* _Work to be completed_
Note how many lines in the following material mention "rectangle", then give that number by itself.

* _Given data_
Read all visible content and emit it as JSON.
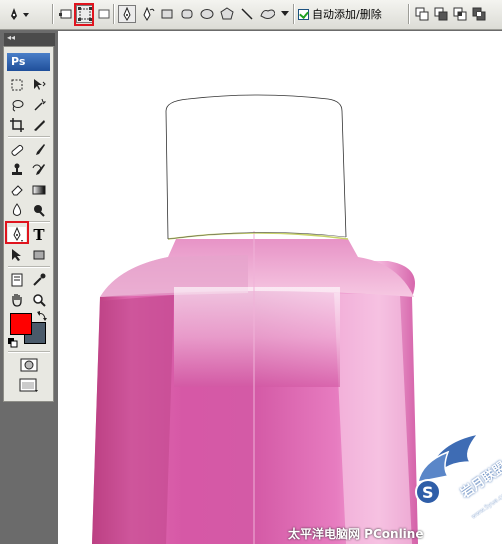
{
  "options_bar": {
    "auto_add_delete_label": "自动添加/删除",
    "auto_add_delete_checked": true,
    "tools": [
      "pen-tool-icon",
      "shape-layers-icon",
      "paths-icon",
      "fill-pixels-icon",
      "pen-icon",
      "freeform-pen-icon",
      "rectangle-icon",
      "rounded-rectangle-icon",
      "ellipse-icon",
      "polygon-icon",
      "line-icon",
      "custom-shape-icon",
      "dropdown-arrow-icon"
    ],
    "path_ops": [
      "add-to-path-icon",
      "subtract-from-path-icon",
      "intersect-path-icon",
      "exclude-overlap-icon"
    ]
  },
  "toolbox": {
    "logo": "Ps",
    "header_glyph": "◂◂",
    "type_tool_glyph": "T",
    "foreground_color": "#ff0000",
    "background_color": "#4a5a6a"
  },
  "canvas": {
    "watermark": "太平洋电脑网 PConline",
    "logo_text": "岩月联盟",
    "logo_sub": "www.5yue.com"
  },
  "colors": {
    "bottle_pink": "#d85aa6",
    "highlight": "#c8d26a",
    "selection_red": "#e0141e"
  }
}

* _Answer to this exercise_
2